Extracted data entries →
· · ·
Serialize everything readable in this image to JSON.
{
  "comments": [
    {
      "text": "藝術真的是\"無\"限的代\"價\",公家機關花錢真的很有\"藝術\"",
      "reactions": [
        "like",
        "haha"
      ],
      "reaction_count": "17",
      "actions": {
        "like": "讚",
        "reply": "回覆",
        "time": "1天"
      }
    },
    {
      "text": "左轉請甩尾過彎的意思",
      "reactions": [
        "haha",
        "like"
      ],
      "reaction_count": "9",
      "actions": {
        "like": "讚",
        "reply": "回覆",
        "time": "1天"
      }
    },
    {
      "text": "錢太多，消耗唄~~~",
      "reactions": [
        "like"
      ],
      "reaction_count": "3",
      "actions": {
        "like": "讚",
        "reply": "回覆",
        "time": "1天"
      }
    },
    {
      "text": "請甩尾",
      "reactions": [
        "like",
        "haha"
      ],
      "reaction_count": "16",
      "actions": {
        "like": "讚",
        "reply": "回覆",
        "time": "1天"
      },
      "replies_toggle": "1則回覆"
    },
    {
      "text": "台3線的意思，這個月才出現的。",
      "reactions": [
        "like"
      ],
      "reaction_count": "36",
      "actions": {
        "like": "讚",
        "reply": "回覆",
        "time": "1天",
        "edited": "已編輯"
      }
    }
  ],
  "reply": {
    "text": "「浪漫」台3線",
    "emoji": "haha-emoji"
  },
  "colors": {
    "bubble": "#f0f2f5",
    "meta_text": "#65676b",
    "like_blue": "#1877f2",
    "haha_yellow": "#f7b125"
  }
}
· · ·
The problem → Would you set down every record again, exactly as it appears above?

Exercise result →
Serialize everything readable in this image to JSON.
{
  "comments": [
    {
      "text": "藝術真的是\"無\"限的代\"價\",公家機關花錢真的很有\"藝術\"",
      "reactions": [
        "like",
        "haha"
      ],
      "reaction_count": "17",
      "actions": {
        "like": "讚",
        "reply": "回覆",
        "time": "1天"
      }
    },
    {
      "text": "左轉請甩尾過彎的意思",
      "reactions": [
        "haha",
        "like"
      ],
      "reaction_count": "9",
      "actions": {
        "like": "讚",
        "reply": "回覆",
        "time": "1天"
      }
    },
    {
      "text": "錢太多，消耗唄~~~",
      "reactions": [
        "like"
      ],
      "reaction_count": "3",
      "actions": {
        "like": "讚",
        "reply": "回覆",
        "time": "1天"
      }
    },
    {
      "text": "請甩尾",
      "reactions": [
        "like",
        "haha"
      ],
      "reaction_count": "16",
      "actions": {
        "like": "讚",
        "reply": "回覆",
        "time": "1天"
      },
      "replies_toggle": "1則回覆"
    },
    {
      "text": "台3線的意思，這個月才出現的。",
      "reactions": [
        "like"
      ],
      "reaction_count": "36",
      "actions": {
        "like": "讚",
        "reply": "回覆",
        "time": "1天",
        "edited": "已編輯"
      }
    }
  ],
  "reply": {
    "text": "「浪漫」台3線",
    "emoji": "haha-emoji"
  },
  "colors": {
    "bubble": "#f0f2f5",
    "meta_text": "#65676b",
    "like_blue": "#1877f2",
    "haha_yellow": "#f7b125"
  }
}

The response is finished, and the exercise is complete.